Find every line below where the string "glyph" shows up, and copy those lines.

━━━━━━

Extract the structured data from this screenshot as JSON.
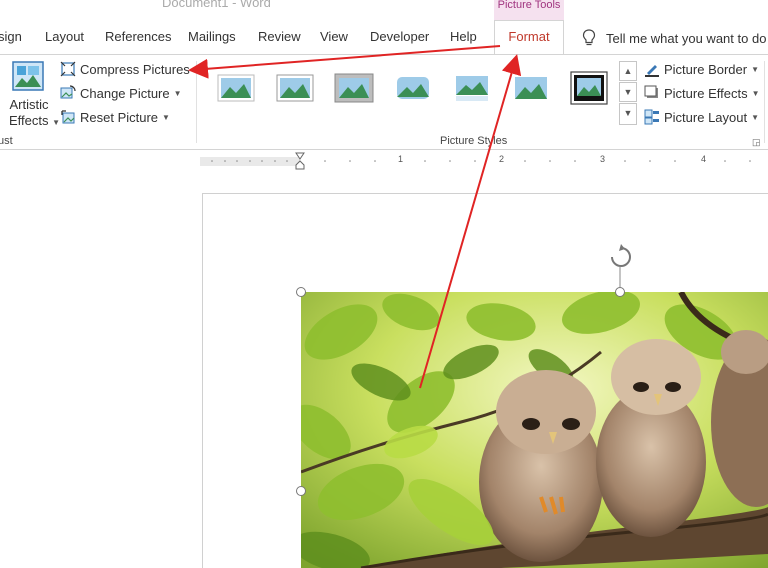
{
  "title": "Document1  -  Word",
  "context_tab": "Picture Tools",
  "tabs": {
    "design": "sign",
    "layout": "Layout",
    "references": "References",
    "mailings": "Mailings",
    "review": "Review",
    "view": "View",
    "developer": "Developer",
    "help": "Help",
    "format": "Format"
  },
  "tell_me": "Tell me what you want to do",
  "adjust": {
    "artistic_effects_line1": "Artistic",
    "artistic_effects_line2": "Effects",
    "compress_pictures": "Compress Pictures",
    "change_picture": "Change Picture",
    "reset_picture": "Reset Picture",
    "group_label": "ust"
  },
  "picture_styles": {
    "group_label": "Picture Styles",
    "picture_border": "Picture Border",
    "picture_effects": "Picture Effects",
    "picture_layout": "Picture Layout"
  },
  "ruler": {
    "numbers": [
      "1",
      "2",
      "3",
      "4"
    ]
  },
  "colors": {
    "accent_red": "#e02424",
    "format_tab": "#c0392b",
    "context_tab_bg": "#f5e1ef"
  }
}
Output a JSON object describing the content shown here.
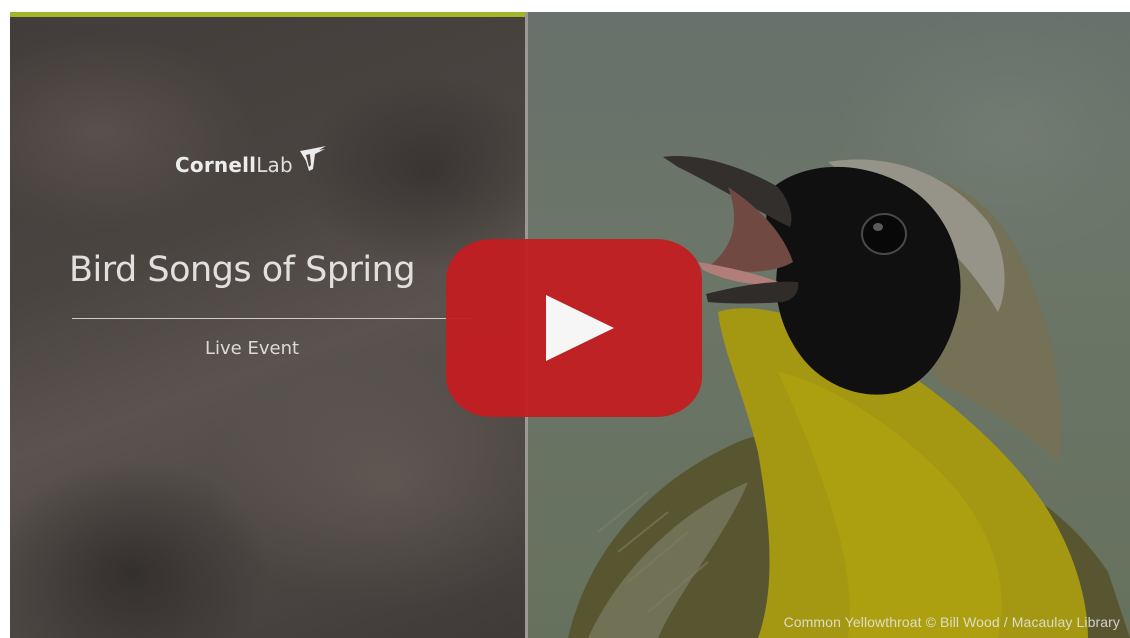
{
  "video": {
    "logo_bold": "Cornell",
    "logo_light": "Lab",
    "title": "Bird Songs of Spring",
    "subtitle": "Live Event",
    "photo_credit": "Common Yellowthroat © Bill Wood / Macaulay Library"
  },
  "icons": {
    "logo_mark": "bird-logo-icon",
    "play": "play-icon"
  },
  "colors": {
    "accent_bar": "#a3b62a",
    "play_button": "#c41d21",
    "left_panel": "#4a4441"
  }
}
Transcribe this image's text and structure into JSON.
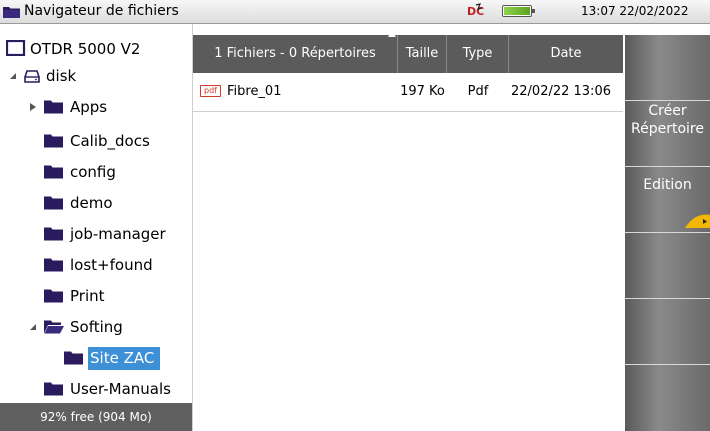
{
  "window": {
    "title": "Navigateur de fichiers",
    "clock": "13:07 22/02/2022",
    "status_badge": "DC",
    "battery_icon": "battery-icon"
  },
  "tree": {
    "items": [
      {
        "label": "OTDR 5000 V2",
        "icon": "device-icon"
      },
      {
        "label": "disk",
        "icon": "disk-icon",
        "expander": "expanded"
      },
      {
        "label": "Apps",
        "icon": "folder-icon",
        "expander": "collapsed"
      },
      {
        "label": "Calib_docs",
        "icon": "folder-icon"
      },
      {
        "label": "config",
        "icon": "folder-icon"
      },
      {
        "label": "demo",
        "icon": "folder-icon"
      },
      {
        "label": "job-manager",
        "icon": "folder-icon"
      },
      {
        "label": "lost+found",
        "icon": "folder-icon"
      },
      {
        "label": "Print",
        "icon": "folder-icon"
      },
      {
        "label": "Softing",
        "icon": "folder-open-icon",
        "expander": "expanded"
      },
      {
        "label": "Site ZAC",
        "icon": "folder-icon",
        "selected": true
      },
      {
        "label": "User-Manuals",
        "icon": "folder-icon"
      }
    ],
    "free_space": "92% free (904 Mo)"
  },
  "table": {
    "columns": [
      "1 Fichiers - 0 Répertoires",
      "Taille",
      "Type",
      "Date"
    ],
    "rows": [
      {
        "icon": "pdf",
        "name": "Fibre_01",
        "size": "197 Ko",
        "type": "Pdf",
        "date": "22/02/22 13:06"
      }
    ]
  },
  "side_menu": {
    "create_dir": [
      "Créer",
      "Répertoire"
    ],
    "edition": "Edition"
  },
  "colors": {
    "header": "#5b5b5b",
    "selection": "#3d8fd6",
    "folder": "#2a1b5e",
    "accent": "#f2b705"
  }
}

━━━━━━

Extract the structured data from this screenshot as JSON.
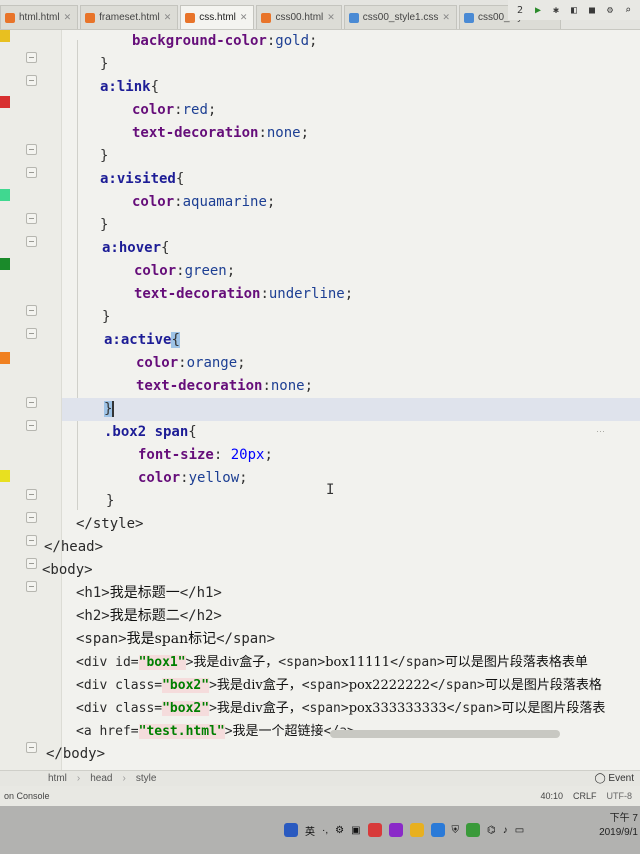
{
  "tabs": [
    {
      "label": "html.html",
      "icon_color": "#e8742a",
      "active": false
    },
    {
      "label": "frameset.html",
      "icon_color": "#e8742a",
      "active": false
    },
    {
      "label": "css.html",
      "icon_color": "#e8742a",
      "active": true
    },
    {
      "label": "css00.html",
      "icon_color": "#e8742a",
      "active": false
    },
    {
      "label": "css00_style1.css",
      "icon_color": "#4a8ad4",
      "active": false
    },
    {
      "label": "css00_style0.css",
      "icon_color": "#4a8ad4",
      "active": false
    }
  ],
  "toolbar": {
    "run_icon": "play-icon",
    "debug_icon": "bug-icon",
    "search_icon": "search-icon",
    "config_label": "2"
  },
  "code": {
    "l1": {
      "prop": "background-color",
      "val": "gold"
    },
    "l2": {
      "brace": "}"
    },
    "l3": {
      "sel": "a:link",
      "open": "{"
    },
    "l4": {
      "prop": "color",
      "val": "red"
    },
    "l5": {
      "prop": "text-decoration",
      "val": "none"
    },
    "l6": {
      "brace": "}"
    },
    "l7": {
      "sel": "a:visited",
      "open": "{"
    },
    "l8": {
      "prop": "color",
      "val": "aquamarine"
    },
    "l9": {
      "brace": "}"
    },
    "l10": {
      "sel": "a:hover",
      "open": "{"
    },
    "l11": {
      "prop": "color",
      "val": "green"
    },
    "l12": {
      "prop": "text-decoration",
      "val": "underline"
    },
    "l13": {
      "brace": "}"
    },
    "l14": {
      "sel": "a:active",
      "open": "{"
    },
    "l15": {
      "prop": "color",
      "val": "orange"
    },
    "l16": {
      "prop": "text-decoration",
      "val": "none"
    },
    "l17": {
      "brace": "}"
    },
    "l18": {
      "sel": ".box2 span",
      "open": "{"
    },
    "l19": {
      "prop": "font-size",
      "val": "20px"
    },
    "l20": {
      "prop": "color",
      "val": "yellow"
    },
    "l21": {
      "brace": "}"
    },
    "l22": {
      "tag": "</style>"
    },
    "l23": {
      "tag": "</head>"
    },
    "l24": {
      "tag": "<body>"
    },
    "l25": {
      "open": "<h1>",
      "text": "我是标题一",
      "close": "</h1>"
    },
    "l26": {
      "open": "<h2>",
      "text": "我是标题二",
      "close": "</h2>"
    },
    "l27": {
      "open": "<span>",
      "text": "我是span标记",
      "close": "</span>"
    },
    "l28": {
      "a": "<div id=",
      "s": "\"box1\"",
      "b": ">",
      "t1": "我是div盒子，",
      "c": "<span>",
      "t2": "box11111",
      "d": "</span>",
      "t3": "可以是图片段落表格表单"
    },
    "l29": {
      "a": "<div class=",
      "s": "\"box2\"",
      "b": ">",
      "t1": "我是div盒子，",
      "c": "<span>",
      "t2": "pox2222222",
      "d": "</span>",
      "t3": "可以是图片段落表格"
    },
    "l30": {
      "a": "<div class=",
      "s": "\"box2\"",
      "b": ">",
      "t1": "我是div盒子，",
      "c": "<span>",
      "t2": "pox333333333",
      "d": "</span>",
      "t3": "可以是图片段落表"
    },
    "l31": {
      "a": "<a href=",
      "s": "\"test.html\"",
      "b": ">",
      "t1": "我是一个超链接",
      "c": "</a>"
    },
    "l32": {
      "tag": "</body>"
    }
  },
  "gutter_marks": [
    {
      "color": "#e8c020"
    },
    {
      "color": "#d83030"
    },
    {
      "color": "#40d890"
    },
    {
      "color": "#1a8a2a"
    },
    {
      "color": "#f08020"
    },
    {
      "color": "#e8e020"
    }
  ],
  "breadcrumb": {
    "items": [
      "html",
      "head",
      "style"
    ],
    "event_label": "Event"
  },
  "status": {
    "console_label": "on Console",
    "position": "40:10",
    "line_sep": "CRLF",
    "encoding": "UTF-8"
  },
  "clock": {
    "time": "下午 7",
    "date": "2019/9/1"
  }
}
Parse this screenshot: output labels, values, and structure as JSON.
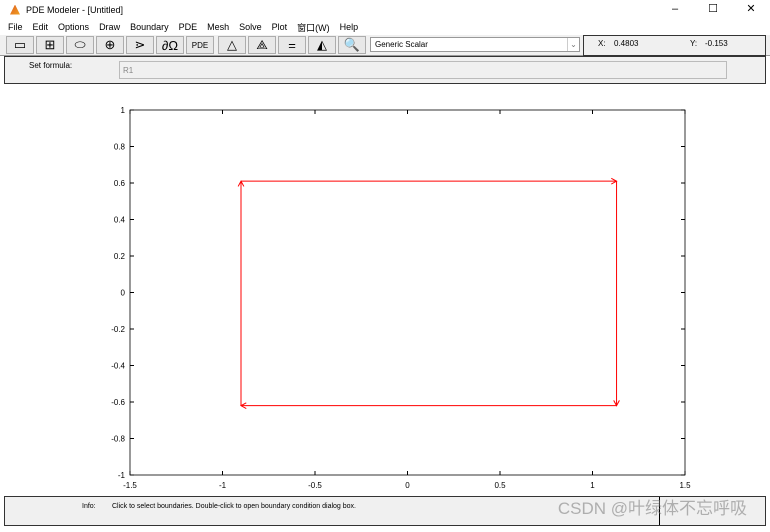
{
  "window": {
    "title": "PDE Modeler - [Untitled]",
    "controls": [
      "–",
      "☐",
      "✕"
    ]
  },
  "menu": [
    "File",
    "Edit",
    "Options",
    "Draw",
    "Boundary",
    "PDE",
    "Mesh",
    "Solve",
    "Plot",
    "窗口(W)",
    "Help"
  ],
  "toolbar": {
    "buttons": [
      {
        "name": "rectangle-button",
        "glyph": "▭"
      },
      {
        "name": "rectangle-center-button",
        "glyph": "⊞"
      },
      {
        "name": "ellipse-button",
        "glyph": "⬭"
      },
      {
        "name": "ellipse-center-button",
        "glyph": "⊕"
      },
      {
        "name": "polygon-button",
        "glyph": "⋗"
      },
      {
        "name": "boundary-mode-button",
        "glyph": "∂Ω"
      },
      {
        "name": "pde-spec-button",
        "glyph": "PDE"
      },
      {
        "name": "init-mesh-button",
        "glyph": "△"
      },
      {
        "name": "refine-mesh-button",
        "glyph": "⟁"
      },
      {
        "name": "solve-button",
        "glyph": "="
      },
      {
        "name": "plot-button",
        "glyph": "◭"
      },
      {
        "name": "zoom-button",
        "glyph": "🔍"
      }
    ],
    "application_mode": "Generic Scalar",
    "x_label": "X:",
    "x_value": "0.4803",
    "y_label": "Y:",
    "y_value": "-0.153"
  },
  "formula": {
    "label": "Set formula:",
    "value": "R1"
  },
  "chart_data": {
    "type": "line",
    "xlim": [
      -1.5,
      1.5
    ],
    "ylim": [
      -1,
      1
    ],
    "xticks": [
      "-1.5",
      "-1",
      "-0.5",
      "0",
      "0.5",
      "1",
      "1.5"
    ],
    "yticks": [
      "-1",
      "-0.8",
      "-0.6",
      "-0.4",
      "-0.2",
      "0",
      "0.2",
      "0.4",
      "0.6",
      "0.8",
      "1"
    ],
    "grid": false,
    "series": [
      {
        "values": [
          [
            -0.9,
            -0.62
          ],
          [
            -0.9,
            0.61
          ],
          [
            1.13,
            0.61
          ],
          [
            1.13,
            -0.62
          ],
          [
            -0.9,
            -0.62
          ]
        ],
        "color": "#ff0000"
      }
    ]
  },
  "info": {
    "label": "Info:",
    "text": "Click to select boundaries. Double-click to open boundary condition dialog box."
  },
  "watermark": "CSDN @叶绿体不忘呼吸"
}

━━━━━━

ANSWER TO THE EXERCISE:
        "glyph": "▭"
        "glyph": "⊞"
        "glyph": "⬭"
        "glyph": "⊕"
        "glyph": "⋗"
        "glyph": "∂Ω"
        "glyph": "PDE"
        "glyph": "△"
        "glyph": "⟁"
        "glyph": "="
        "glyph": "◭"
        "glyph": "🔍"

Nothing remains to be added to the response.